Phase Two (intensive course, 3.75 days) The clinician attends a 3.75-day course conducted by a highly trained faculty drawn from medical school faculty, primary care and specialist physicians, psychologists, family therapists working in a medical setting and psychiatrists. No more than 12 clinicians are enrolled in each program.
While there are some large group activities, most work is in small groups with three to four and one faculty member. Small group activities include practicing communication skills with standardized patients; receiving coaching from faculty and group members; reviewing videotapes of clinicians in a practice setting and considering the impact of theories, values, and personal history on the development of habits and ways of being with patients.
Phase Three (6-12 months) At the conclusion of the 3.75-day course, it is highly recommended that the clinician establishes a one-year plan to continue to develop his or her communication skills. The task for the clinician is to continue to work with a clinician coach upon returning home. The clinician coach is a person who understands the clinical environment, identifies and can model the skills to be learned, and understands and values the coaching process. IHC has a selection of clinician coaches who have completed IHC’s Coaching Clinicians for Enhanced Performance course or the clinician can choose their own clinician coach from their community or network of local resources.
The Institute for Healthcare Communication, Inc. is accredited by the Accreditation Council for Continuing Medical Education (ACCME) to sponsor continuing medical education for physicians.

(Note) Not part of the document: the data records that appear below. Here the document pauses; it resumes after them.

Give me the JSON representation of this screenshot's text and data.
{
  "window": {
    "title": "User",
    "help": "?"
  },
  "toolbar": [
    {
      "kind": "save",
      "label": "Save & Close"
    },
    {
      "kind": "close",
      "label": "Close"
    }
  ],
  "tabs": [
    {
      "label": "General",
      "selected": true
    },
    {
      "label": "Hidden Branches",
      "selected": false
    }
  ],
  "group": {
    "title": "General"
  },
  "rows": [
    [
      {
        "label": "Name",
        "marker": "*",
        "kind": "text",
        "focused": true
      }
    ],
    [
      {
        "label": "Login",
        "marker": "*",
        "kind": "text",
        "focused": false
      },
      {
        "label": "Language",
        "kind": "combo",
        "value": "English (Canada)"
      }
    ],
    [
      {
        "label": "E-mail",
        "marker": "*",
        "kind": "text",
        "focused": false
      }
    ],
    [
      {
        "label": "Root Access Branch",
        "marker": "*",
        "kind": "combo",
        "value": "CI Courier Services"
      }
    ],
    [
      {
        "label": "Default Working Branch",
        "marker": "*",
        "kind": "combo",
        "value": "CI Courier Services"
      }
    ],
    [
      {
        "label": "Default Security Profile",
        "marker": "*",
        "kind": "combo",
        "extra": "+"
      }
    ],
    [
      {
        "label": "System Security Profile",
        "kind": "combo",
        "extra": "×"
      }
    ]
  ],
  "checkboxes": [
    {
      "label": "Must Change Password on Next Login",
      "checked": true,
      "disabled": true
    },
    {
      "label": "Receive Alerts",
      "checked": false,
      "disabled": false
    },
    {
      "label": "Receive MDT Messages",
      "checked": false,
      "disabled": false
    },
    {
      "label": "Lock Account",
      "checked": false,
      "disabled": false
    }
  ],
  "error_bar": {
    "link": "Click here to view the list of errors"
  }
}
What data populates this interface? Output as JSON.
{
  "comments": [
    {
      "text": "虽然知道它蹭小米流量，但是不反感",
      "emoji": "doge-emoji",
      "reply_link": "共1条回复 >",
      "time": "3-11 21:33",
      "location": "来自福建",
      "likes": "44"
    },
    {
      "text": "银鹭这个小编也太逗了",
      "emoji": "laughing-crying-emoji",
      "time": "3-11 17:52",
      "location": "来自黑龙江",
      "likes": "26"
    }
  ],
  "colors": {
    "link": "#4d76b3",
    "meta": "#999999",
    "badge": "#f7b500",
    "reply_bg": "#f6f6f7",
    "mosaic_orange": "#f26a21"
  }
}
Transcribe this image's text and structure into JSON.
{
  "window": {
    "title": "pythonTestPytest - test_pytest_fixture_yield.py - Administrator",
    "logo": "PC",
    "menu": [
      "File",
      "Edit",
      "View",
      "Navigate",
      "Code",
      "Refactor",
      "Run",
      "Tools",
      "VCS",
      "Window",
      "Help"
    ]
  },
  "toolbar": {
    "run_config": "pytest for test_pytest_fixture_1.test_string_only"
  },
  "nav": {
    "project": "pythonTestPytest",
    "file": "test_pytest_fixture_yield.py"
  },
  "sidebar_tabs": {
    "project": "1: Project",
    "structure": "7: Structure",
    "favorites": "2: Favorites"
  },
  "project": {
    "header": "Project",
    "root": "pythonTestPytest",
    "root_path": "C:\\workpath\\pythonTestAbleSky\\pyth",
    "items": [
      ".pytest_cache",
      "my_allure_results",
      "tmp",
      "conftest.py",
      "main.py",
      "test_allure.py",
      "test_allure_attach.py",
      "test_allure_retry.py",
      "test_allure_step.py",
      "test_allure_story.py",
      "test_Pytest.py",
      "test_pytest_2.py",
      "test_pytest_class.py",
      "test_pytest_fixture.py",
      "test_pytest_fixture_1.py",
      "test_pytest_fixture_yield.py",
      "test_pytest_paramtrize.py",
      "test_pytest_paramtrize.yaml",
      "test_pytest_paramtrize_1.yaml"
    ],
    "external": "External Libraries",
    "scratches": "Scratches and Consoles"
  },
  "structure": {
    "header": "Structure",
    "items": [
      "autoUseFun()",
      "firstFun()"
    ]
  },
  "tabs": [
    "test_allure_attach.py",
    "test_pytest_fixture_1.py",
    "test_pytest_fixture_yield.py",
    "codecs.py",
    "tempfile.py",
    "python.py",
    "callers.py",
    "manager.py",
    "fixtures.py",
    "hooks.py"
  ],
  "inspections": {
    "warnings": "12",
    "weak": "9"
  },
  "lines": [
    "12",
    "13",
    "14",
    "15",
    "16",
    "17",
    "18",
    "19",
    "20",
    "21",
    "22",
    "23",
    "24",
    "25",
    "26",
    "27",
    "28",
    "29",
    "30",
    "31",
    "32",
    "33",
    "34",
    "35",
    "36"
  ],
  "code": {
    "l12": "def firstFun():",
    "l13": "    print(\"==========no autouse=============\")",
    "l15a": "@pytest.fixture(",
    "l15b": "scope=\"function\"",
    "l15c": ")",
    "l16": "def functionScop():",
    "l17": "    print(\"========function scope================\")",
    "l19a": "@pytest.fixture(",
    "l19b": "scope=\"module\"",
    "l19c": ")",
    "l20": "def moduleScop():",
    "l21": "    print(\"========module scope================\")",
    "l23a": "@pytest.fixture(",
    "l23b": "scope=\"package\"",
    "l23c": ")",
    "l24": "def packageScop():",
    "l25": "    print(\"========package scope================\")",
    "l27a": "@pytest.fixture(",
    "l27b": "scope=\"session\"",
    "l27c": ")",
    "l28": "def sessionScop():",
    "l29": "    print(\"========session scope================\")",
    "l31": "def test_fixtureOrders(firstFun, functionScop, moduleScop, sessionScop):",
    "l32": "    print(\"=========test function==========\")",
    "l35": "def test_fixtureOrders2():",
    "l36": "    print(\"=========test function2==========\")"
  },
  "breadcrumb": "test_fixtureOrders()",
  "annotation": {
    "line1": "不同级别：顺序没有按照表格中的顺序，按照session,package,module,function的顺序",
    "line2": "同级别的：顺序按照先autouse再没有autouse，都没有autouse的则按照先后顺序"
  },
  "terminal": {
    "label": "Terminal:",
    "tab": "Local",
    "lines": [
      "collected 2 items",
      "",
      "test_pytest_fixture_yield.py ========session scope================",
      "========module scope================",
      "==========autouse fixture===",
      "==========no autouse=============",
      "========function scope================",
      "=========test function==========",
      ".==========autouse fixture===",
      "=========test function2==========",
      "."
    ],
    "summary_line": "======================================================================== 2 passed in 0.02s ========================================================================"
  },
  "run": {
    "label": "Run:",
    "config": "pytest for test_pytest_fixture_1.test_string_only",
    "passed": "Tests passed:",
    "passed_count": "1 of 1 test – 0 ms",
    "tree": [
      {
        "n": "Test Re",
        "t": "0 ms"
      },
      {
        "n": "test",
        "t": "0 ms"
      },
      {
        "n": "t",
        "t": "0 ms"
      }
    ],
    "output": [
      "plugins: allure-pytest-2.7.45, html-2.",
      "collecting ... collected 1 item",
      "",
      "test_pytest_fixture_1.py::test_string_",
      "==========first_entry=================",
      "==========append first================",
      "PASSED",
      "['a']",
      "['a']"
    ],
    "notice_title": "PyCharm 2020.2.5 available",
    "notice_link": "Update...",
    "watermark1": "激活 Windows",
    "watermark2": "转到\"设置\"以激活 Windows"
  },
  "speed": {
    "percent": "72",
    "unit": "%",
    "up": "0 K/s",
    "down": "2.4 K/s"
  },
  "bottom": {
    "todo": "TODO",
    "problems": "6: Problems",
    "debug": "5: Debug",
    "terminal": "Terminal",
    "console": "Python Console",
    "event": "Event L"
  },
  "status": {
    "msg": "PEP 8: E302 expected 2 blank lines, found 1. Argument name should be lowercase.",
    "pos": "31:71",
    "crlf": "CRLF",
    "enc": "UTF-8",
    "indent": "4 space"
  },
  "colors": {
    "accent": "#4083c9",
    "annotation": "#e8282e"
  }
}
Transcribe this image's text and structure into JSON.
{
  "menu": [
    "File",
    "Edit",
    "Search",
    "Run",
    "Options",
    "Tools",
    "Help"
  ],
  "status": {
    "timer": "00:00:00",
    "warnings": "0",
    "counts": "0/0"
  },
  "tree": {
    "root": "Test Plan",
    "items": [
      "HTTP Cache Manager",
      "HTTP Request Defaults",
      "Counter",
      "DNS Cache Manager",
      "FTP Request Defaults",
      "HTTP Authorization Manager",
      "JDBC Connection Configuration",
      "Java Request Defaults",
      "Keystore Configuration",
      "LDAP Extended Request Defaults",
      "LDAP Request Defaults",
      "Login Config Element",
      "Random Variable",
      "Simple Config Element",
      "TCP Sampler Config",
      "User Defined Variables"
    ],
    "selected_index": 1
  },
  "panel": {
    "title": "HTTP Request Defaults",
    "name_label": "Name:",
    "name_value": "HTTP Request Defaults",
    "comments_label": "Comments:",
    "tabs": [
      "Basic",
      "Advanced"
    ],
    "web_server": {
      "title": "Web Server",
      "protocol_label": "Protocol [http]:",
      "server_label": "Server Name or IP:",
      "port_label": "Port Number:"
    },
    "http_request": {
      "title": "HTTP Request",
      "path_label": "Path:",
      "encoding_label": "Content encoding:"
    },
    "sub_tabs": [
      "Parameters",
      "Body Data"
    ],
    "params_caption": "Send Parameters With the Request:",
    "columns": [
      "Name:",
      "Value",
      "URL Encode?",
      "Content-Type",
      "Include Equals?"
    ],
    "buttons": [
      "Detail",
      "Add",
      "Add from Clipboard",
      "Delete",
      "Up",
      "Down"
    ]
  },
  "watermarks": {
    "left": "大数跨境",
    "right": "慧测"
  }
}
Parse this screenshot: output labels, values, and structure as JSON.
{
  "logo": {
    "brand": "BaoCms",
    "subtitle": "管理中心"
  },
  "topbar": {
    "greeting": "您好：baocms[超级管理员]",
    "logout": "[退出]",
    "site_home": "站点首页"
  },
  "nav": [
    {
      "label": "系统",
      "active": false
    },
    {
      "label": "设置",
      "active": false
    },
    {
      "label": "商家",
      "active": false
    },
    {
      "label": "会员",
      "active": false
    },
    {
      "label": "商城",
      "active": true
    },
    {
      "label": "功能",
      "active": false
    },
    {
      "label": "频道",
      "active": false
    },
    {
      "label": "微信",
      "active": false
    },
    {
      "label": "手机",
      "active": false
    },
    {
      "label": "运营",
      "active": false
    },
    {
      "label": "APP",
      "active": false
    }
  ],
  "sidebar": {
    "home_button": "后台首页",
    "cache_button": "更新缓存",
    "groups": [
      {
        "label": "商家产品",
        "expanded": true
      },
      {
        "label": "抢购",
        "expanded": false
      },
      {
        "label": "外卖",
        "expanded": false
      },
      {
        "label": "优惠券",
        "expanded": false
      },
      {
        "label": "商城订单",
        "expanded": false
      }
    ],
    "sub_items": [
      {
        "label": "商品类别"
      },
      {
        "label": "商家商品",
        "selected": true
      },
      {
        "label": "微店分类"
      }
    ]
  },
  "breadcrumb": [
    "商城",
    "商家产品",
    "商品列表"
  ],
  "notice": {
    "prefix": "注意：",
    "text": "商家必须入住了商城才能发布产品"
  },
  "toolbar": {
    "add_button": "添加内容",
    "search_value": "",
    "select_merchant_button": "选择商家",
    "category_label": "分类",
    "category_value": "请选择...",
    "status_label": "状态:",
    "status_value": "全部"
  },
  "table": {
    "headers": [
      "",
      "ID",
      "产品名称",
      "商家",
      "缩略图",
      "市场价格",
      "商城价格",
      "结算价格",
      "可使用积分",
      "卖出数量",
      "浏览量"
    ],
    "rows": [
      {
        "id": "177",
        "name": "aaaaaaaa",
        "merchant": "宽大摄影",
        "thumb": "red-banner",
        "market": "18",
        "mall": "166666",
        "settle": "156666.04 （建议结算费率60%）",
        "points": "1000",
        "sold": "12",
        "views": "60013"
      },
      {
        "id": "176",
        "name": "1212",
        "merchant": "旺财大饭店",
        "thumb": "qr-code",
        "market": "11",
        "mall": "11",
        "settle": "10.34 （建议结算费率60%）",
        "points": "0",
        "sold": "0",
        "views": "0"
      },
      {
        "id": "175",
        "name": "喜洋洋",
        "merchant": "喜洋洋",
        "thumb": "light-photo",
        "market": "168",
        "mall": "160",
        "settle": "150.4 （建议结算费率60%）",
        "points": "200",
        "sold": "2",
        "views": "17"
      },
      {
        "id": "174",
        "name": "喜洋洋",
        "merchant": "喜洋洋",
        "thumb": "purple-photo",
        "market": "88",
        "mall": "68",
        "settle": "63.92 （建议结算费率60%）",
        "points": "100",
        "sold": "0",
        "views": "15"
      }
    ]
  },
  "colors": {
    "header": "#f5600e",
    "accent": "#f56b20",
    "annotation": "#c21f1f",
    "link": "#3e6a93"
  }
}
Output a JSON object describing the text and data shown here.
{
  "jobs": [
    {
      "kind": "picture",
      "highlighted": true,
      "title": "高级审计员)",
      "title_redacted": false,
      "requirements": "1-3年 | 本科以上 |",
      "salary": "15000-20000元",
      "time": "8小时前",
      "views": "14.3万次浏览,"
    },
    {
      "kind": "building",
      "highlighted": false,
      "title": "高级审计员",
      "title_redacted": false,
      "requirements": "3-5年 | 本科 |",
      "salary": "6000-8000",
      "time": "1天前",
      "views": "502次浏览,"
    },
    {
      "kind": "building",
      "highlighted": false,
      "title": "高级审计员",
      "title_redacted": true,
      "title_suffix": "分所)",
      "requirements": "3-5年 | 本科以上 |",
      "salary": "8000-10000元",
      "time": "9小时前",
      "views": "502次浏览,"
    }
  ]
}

The Institute for Healthcare Communication takes responsibility for the content, quality, and scientific integrity of this CME activity. This workshop is designated by The Institute for Healthcare Communication, Inc. as a continuing medical education activity meeting the criteria for 28.5 hours in Category 1 of the Physician’s Recognition Award of the American Medical Association.